WHAT IS REQUIRED |
Whenever a line below includes the word "this", copy that line.

SUPPLIED DATA |

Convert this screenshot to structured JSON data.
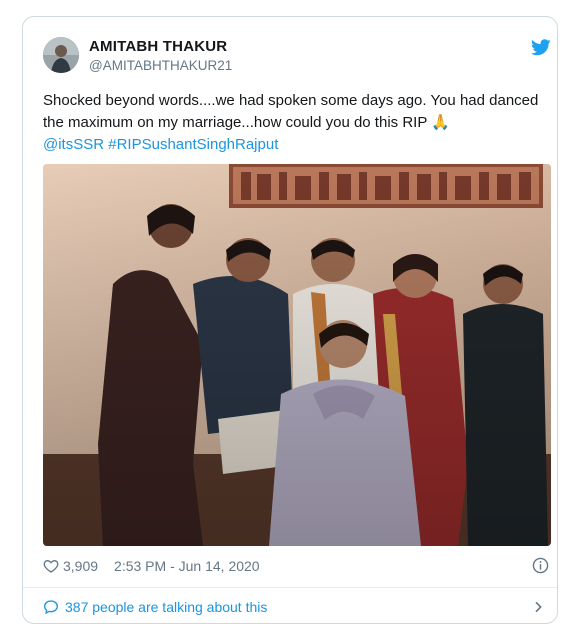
{
  "tweet": {
    "author_name": "AMITABH THAKUR",
    "author_handle": "@AMITABHTHAKUR21",
    "text_main": "Shocked beyond words....we had spoken some days ago. You had danced the maximum on my marriage...how could you do this RIP 🙏",
    "mention": "@itsSSR",
    "hashtag": "#RIPSushantSinghRajput",
    "likes": "3,909",
    "timestamp": "2:53 PM - Jun 14, 2020",
    "talking": "387 people are talking about this"
  },
  "icons": {
    "brand": "twitter-bird-icon",
    "like": "heart-icon",
    "info": "info-icon",
    "conversation": "chat-bubble-icon",
    "chevron": "chevron-right-icon"
  },
  "colors": {
    "link": "#1b95e0",
    "muted": "#657786",
    "border": "#cfd9de"
  }
}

EXPECTED ANSWER |
Convert this screenshot to structured JSON data.
    "text_main": "Shocked beyond words....we had spoken some days ago. You had danced the maximum on my marriage...how could you do this RIP 🙏",
    "talking": "387 people are talking about this"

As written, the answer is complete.